These clearings increase tree biodiversity as well as creating a different ecosystem which again supports many other animal and plant species. Forest elephants are key seed disbursers, transporting fruit and other tree seeds great distances.
Their dung provides an ideal environment for seed germination and this again increases tree number and diversity in the forest.
15. Elephant dung has surprising uses!
Elephant dung can be used to make paper and mosquito repellent. Coffee beans found in elephant dung are sold for hundreds of dollars per kilogram.
16. They are still under significant threat
Due to poaching and deforestation, the African forest elephant population has reduced by over 90% in the last 100 years.
In 2013, the population size was estimated to be around 30,000 elephants in total.
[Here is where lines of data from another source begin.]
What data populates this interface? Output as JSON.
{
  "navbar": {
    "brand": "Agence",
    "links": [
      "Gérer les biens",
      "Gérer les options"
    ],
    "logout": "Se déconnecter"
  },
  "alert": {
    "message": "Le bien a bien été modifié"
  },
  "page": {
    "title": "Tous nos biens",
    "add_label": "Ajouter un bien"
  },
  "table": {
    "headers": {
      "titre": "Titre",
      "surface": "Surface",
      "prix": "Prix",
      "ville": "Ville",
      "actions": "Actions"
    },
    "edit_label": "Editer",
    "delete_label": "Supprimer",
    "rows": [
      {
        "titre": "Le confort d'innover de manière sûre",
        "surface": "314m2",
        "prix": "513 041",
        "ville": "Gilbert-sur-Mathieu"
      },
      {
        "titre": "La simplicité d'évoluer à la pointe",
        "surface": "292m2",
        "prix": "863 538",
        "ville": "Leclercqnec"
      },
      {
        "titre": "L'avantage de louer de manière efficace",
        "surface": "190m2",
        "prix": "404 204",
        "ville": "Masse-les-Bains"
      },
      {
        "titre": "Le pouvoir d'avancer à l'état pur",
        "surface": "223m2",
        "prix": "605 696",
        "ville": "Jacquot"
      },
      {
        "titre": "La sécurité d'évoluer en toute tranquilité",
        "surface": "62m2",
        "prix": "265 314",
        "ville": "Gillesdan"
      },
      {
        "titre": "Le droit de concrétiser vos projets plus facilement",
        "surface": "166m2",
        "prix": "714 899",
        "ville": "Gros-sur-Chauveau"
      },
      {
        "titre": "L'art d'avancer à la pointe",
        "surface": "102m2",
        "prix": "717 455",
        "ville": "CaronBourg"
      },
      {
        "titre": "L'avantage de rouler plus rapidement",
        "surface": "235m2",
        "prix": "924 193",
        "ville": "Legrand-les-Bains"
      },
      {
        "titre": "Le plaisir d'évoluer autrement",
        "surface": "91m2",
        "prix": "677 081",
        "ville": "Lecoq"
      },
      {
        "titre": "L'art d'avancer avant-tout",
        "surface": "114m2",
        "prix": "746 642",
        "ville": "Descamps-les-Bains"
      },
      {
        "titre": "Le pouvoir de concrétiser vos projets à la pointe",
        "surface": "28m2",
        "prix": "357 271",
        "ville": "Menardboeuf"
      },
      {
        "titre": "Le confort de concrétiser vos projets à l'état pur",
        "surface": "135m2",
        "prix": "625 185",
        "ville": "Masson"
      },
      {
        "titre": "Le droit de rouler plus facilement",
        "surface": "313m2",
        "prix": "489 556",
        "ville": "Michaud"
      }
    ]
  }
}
More positively, the Wildlife Conservation Society and the National Parks of Gabon conducted the first survey in 30 years in 2021, and found an estimated 95,000 forest elephants in Gabon. Previously, the population was thought to be between 50,000 and 60,000.
While poaching and commercial trade of African elephants is illegal, it’s still a problem. However, there are many conservation efforts ongoing in National Parks to try and protect elephants. 7
African Forest Elephant Fact-File Summary
Fact Sources & References
- Tara Connor, “Loxodonta cyclotis African forest elephant”, Animal Diversity Web.
- Kathleen Gobush (2021), “Loxodonta cyclotis, African Forest Elephant”, ResearchGate.
- Jeheskel (Hezy) Shoshani (1999), “elephant”, Britannica.
- “African Forest Elephant”, Word Wild Life.
- Julie Bonnald (2022), “Phenotypical characterization of African savannah and forest elephants, with special emphasis on hybrids: the case of Kibale National Park, Uganda”, Cambridge.
- Ferris Jabr (2014), “The Science Is In: Elephants Are Even Smarter Than We Realized“, Scientific American.
- “African elephant species now Endangered and Critically Endangered”, IUCN.